▶ [Work item]: Write all entries out exactly, images excluded.

▶ [Dataset content]:
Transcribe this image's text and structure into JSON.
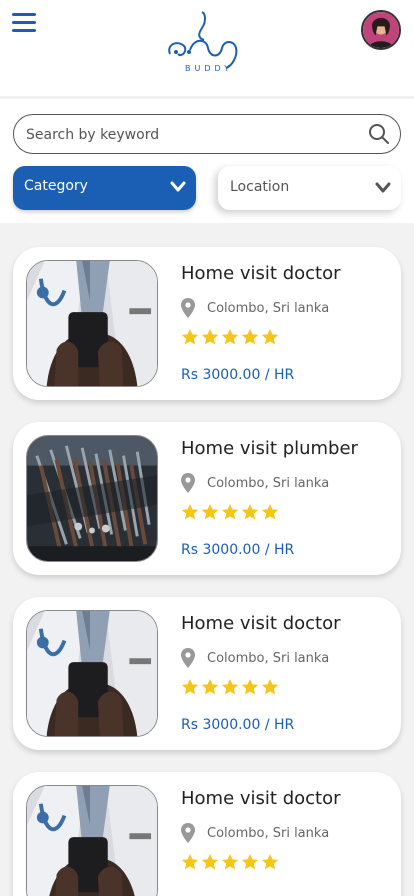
{
  "header": {
    "menu_icon": "hamburger-menu-icon",
    "logo_text": "BUDDY",
    "avatar_icon": "user-avatar"
  },
  "search": {
    "placeholder": "Search by keyword",
    "icon": "search-icon"
  },
  "filters": {
    "category_label": "Category",
    "location_label": "Location"
  },
  "listings": [
    {
      "title": "Home visit doctor",
      "location": "Colombo, Sri lanka",
      "rating": 5,
      "price": "Rs 3000.00 / HR",
      "image": "doctor"
    },
    {
      "title": "Home visit plumber",
      "location": "Colombo, Sri lanka",
      "rating": 5,
      "price": "Rs 3000.00 / HR",
      "image": "tools"
    },
    {
      "title": "Home visit doctor",
      "location": "Colombo, Sri lanka",
      "rating": 5,
      "price": "Rs 3000.00 / HR",
      "image": "doctor"
    },
    {
      "title": "Home visit doctor",
      "location": "Colombo, Sri lanka",
      "rating": 5,
      "price": "",
      "image": "doctor"
    }
  ],
  "colors": {
    "brand": "#1a5fb4",
    "star": "#f5c518",
    "pin": "#999999"
  }
}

▶ [Answer below]:
Transcribe this image's text and structure into JSON.
{
  "header": {
    "menu_icon": "hamburger-menu-icon",
    "logo_text": "BUDDY",
    "avatar_icon": "user-avatar"
  },
  "search": {
    "placeholder": "Search by keyword",
    "icon": "search-icon"
  },
  "filters": {
    "category_label": "Category",
    "location_label": "Location"
  },
  "listings": [
    {
      "title": "Home visit doctor",
      "location": "Colombo, Sri lanka",
      "rating": 5,
      "price": "Rs 3000.00 / HR",
      "image": "doctor"
    },
    {
      "title": "Home visit plumber",
      "location": "Colombo, Sri lanka",
      "rating": 5,
      "price": "Rs 3000.00 / HR",
      "image": "tools"
    },
    {
      "title": "Home visit doctor",
      "location": "Colombo, Sri lanka",
      "rating": 5,
      "price": "Rs 3000.00 / HR",
      "image": "doctor"
    },
    {
      "title": "Home visit doctor",
      "location": "Colombo, Sri lanka",
      "rating": 5,
      "price": "",
      "image": "doctor"
    }
  ],
  "colors": {
    "brand": "#1a5fb4",
    "star": "#f5c518",
    "pin": "#999999"
  }
}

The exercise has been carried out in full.